> **Required action**:
All of the records must be repeated exactly as they read.

> **Exercise input**:

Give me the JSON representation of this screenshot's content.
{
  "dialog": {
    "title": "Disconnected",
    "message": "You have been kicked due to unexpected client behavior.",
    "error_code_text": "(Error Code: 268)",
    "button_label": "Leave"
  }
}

> **Output for this exercise**:
Give me the JSON representation of this screenshot's content.
{
  "dialog": {
    "title": "Disconnected",
    "message": "You have been kicked due to unexpected client behavior.",
    "error_code_text": "(Error Code: 268)",
    "button_label": "Leave"
  }
}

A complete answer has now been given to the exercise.